- TASK REQUIREMENTS
Give back every record below in full and exactly, but without a single image.

-- INPUT DATA follows --

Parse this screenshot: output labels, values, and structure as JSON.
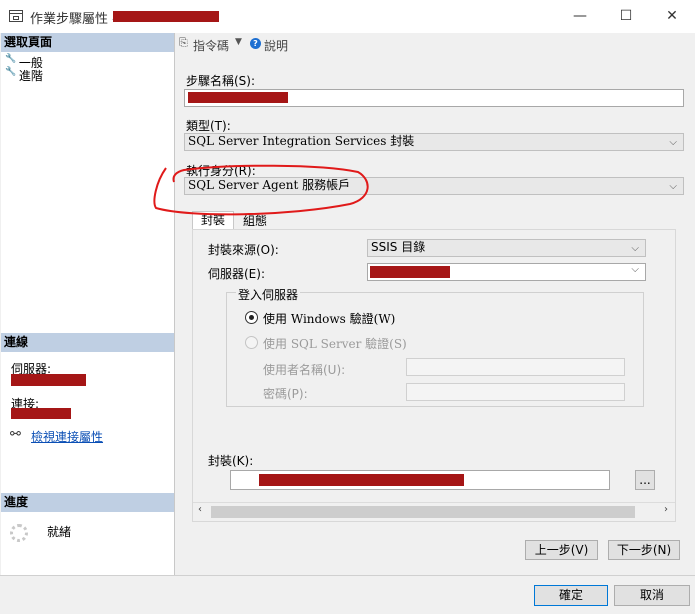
{
  "window": {
    "title": "作業步驟屬性 - ",
    "minimize": "—",
    "maximize": "☐",
    "close": "✕"
  },
  "left": {
    "select_page_header": "選取頁面",
    "pages": [
      "一般",
      "進階"
    ],
    "connection_header": "連線",
    "server_label": "伺服器:",
    "connection_label": "連接:",
    "view_connection_link": "檢視連接屬性",
    "progress_header": "進度",
    "progress_status": "就緒"
  },
  "toolbar": {
    "script_label": "指令碼",
    "help_label": "說明"
  },
  "form": {
    "step_name_label": "步驟名稱(S):",
    "type_label": "類型(T):",
    "type_value": "SQL Server Integration Services 封裝",
    "run_as_label": "執行身分(R):",
    "run_as_value": "SQL Server Agent 服務帳戶",
    "tabs": [
      "封裝",
      "組態"
    ],
    "package_source_label": "封裝來源(O):",
    "package_source_value": "SSIS 目錄",
    "server_label": "伺服器(E):",
    "login_group_label": "登入伺服器",
    "windows_auth_label": "使用 Windows 驗證(W)",
    "sql_auth_label": "使用 SQL Server 驗證(S)",
    "username_label": "使用者名稱(U):",
    "password_label": "密碼(P):",
    "package_label": "封裝(K):",
    "browse_label": "..."
  },
  "nav": {
    "prev_label": "上一步(V)",
    "next_label": "下一步(N)"
  },
  "footer": {
    "ok_label": "確定",
    "cancel_label": "取消"
  },
  "colors": {
    "annotation_red": "#e01a1a",
    "redaction": "#a51616",
    "section_header": "#bfcfe3",
    "link": "#0b4fb5",
    "ok_border": "#0078d7"
  }
}
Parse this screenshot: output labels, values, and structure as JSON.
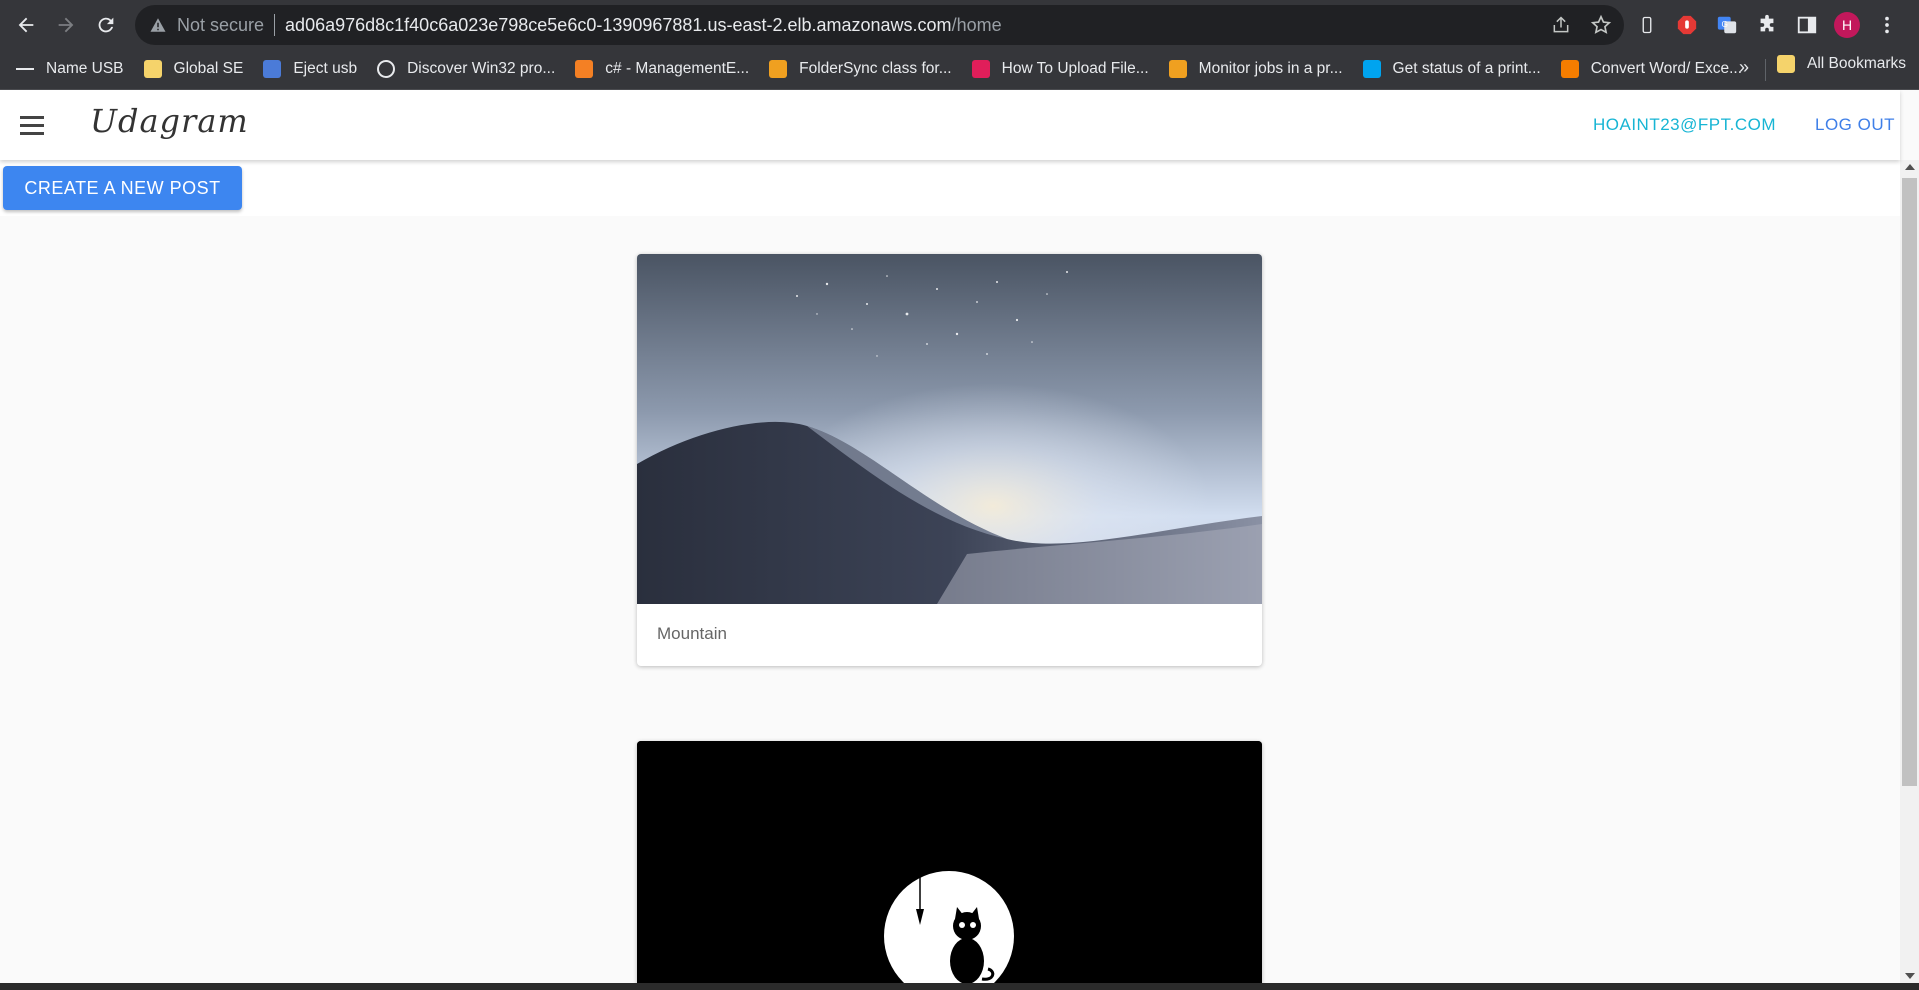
{
  "browser": {
    "security_label": "Not secure",
    "url_host": "ad06a976d8c1f40c6a023e798ce5e6c0-1390967881.us-east-2.elb.amazonaws.com",
    "url_path": "/home",
    "profile_initial": "H",
    "bookmarks": [
      {
        "label": "Name USB",
        "icon": "dash-icon",
        "color": "#e8eaed"
      },
      {
        "label": "Global SE",
        "icon": "folder-icon",
        "color": "#f5d36b"
      },
      {
        "label": "Eject usb",
        "icon": "usb-icon",
        "color": "#4b7bd8"
      },
      {
        "label": "Discover Win32 pro...",
        "icon": "github-icon",
        "color": "#e8eaed"
      },
      {
        "label": "c# - ManagementE...",
        "icon": "stackoverflow-icon",
        "color": "#f48024"
      },
      {
        "label": "FolderSync class for...",
        "icon": "site-icon",
        "color": "#f0a020"
      },
      {
        "label": "How To Upload File...",
        "icon": "slack-icon",
        "color": "#e01e5a"
      },
      {
        "label": "Monitor jobs in a pr...",
        "icon": "site-icon",
        "color": "#f0a020"
      },
      {
        "label": "Get status of a print...",
        "icon": "microsoft-icon",
        "color": "#00a4ef"
      },
      {
        "label": "Convert Word/ Exce...",
        "icon": "blogger-icon",
        "color": "#f57d00"
      }
    ],
    "more_label": "»",
    "all_bookmarks_label": "All Bookmarks"
  },
  "app": {
    "brand": "Udagram",
    "user_email": "HOAINT23@FPT.COM",
    "logout_label": "LOG OUT",
    "create_post_label": "CREATE A NEW POST"
  },
  "feed": [
    {
      "caption": "Mountain",
      "image": "mountain-dune-landscape"
    },
    {
      "caption": "",
      "image": "cat-fishing-moon"
    }
  ]
}
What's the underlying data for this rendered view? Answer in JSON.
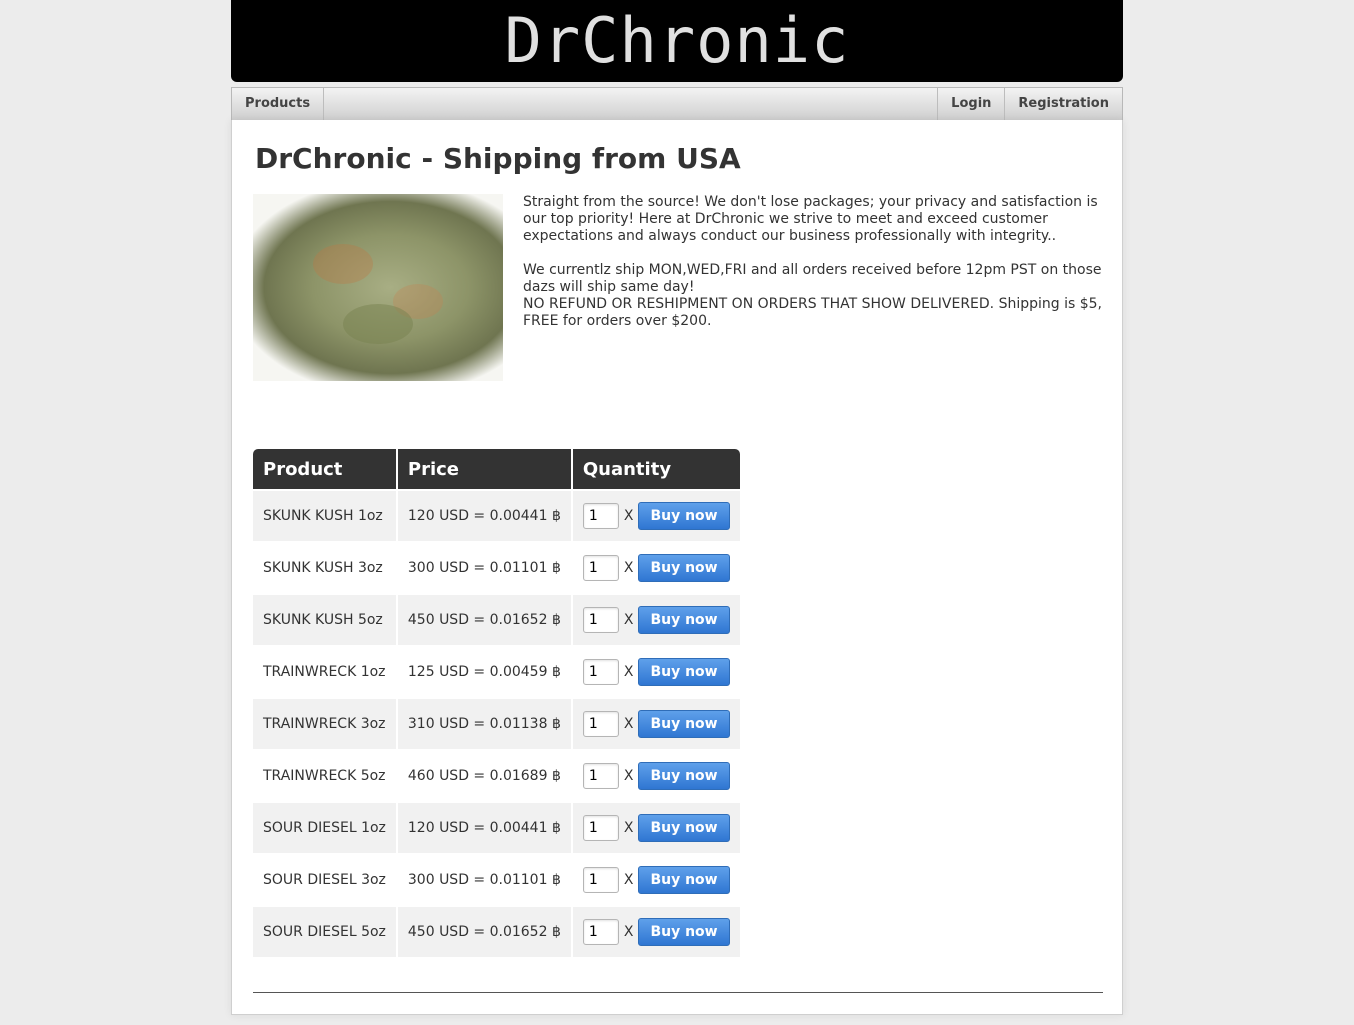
{
  "header": {
    "brand": "DrChronic"
  },
  "nav": {
    "left": [
      {
        "label": "Products"
      }
    ],
    "right": [
      {
        "label": "Login"
      },
      {
        "label": "Registration"
      }
    ]
  },
  "main": {
    "title": "DrChronic - Shipping from USA",
    "description": [
      "Straight from the source! We don't lose packages; your privacy and satisfaction is our top priority! Here at DrChronic we strive to meet and exceed customer expectations and always conduct our business professionally with integrity..",
      "We currentlz ship MON,WED,FRI and all orders received before 12pm PST on those dazs will ship same day!",
      "NO REFUND OR RESHIPMENT ON ORDERS THAT SHOW DELIVERED. Shipping is $5, FREE for orders over $200."
    ]
  },
  "table": {
    "headers": [
      "Product",
      "Price",
      "Quantity"
    ],
    "times_label": "X",
    "buy_label": "Buy now",
    "rows": [
      {
        "product": "SKUNK KUSH 1oz",
        "price": "120 USD = 0.00441 ฿",
        "quantity": "1"
      },
      {
        "product": "SKUNK KUSH 3oz",
        "price": "300 USD = 0.01101 ฿",
        "quantity": "1"
      },
      {
        "product": "SKUNK KUSH 5oz",
        "price": "450 USD = 0.01652 ฿",
        "quantity": "1"
      },
      {
        "product": "TRAINWRECK 1oz",
        "price": "125 USD = 0.00459 ฿",
        "quantity": "1"
      },
      {
        "product": "TRAINWRECK 3oz",
        "price": "310 USD = 0.01138 ฿",
        "quantity": "1"
      },
      {
        "product": "TRAINWRECK 5oz",
        "price": "460 USD = 0.01689 ฿",
        "quantity": "1"
      },
      {
        "product": "SOUR DIESEL 1oz",
        "price": "120 USD = 0.00441 ฿",
        "quantity": "1"
      },
      {
        "product": "SOUR DIESEL 3oz",
        "price": "300 USD = 0.01101 ฿",
        "quantity": "1"
      },
      {
        "product": "SOUR DIESEL 5oz",
        "price": "450 USD = 0.01652 ฿",
        "quantity": "1"
      }
    ]
  },
  "colors": {
    "banner_bg": "#000000",
    "table_header_bg": "#333333",
    "buy_button": "#2f76d2"
  }
}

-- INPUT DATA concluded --

- TASK RESPONSE
Parse this screenshot: output labels, values, and structure as JSON.
{
  "window": {
    "title": "作業步驟屬性 - ",
    "minimize": "—",
    "maximize": "☐",
    "close": "✕"
  },
  "left": {
    "select_page_header": "選取頁面",
    "pages": [
      "一般",
      "進階"
    ],
    "connection_header": "連線",
    "server_label": "伺服器:",
    "connection_label": "連接:",
    "view_connection_link": "檢視連接屬性",
    "progress_header": "進度",
    "progress_status": "就緒"
  },
  "toolbar": {
    "script_label": "指令碼",
    "help_label": "說明"
  },
  "form": {
    "step_name_label": "步驟名稱(S):",
    "type_label": "類型(T):",
    "type_value": "SQL Server Integration Services 封裝",
    "run_as_label": "執行身分(R):",
    "run_as_value": "SQL Server Agent 服務帳戶",
    "tabs": [
      "封裝",
      "組態"
    ],
    "package_source_label": "封裝來源(O):",
    "package_source_value": "SSIS 目錄",
    "server_label": "伺服器(E):",
    "login_group_label": "登入伺服器",
    "windows_auth_label": "使用 Windows 驗證(W)",
    "sql_auth_label": "使用 SQL Server 驗證(S)",
    "username_label": "使用者名稱(U):",
    "password_label": "密碼(P):",
    "package_label": "封裝(K):",
    "browse_label": "..."
  },
  "nav": {
    "prev_label": "上一步(V)",
    "next_label": "下一步(N)"
  },
  "footer": {
    "ok_label": "確定",
    "cancel_label": "取消"
  },
  "colors": {
    "annotation_red": "#e01a1a",
    "redaction": "#a51616",
    "section_header": "#bfcfe3",
    "link": "#0b4fb5",
    "ok_border": "#0078d7"
  }
}
Parse this screenshot: output labels, values, and structure as JSON.
{
  "browser": {
    "security_label": "Not secure",
    "url_host": "ad06a976d8c1f40c6a023e798ce5e6c0-1390967881.us-east-2.elb.amazonaws.com",
    "url_path": "/home",
    "profile_initial": "H",
    "bookmarks": [
      {
        "label": "Name USB",
        "icon": "dash-icon",
        "color": "#e8eaed"
      },
      {
        "label": "Global SE",
        "icon": "folder-icon",
        "color": "#f5d36b"
      },
      {
        "label": "Eject usb",
        "icon": "usb-icon",
        "color": "#4b7bd8"
      },
      {
        "label": "Discover Win32 pro...",
        "icon": "github-icon",
        "color": "#e8eaed"
      },
      {
        "label": "c# - ManagementE...",
        "icon": "stackoverflow-icon",
        "color": "#f48024"
      },
      {
        "label": "FolderSync class for...",
        "icon": "site-icon",
        "color": "#f0a020"
      },
      {
        "label": "How To Upload File...",
        "icon": "slack-icon",
        "color": "#e01e5a"
      },
      {
        "label": "Monitor jobs in a pr...",
        "icon": "site-icon",
        "color": "#f0a020"
      },
      {
        "label": "Get status of a print...",
        "icon": "microsoft-icon",
        "color": "#00a4ef"
      },
      {
        "label": "Convert Word/ Exce...",
        "icon": "blogger-icon",
        "color": "#f57d00"
      }
    ],
    "more_label": "»",
    "all_bookmarks_label": "All Bookmarks"
  },
  "app": {
    "brand": "Udagram",
    "user_email": "HOAINT23@FPT.COM",
    "logout_label": "LOG OUT",
    "create_post_label": "CREATE A NEW POST"
  },
  "feed": [
    {
      "caption": "Mountain",
      "image": "mountain-dune-landscape"
    },
    {
      "caption": "",
      "image": "cat-fishing-moon"
    }
  ]
}
What's the underlying data for this rendered view? Answer in JSON.
{
  "header": {
    "brand": "DrChronic"
  },
  "nav": {
    "left": [
      {
        "label": "Products"
      }
    ],
    "right": [
      {
        "label": "Login"
      },
      {
        "label": "Registration"
      }
    ]
  },
  "main": {
    "title": "DrChronic - Shipping from USA",
    "description": [
      "Straight from the source! We don't lose packages; your privacy and satisfaction is our top priority! Here at DrChronic we strive to meet and exceed customer expectations and always conduct our business professionally with integrity..",
      "We currentlz ship MON,WED,FRI and all orders received before 12pm PST on those dazs will ship same day!",
      "NO REFUND OR RESHIPMENT ON ORDERS THAT SHOW DELIVERED. Shipping is $5, FREE for orders over $200."
    ]
  },
  "table": {
    "headers": [
      "Product",
      "Price",
      "Quantity"
    ],
    "times_label": "X",
    "buy_label": "Buy now",
    "rows": [
      {
        "product": "SKUNK KUSH 1oz",
        "price": "120 USD = 0.00441 ฿",
        "quantity": "1"
      },
      {
        "product": "SKUNK KUSH 3oz",
        "price": "300 USD = 0.01101 ฿",
        "quantity": "1"
      },
      {
        "product": "SKUNK KUSH 5oz",
        "price": "450 USD = 0.01652 ฿",
        "quantity": "1"
      },
      {
        "product": "TRAINWRECK 1oz",
        "price": "125 USD = 0.00459 ฿",
        "quantity": "1"
      },
      {
        "product": "TRAINWRECK 3oz",
        "price": "310 USD = 0.01138 ฿",
        "quantity": "1"
      },
      {
        "product": "TRAINWRECK 5oz",
        "price": "460 USD = 0.01689 ฿",
        "quantity": "1"
      },
      {
        "product": "SOUR DIESEL 1oz",
        "price": "120 USD = 0.00441 ฿",
        "quantity": "1"
      },
      {
        "product": "SOUR DIESEL 3oz",
        "price": "300 USD = 0.01101 ฿",
        "quantity": "1"
      },
      {
        "product": "SOUR DIESEL 5oz",
        "price": "450 USD = 0.01652 ฿",
        "quantity": "1"
      }
    ]
  },
  "colors": {
    "banner_bg": "#000000",
    "table_header_bg": "#333333",
    "buy_button": "#2f76d2"
  }
}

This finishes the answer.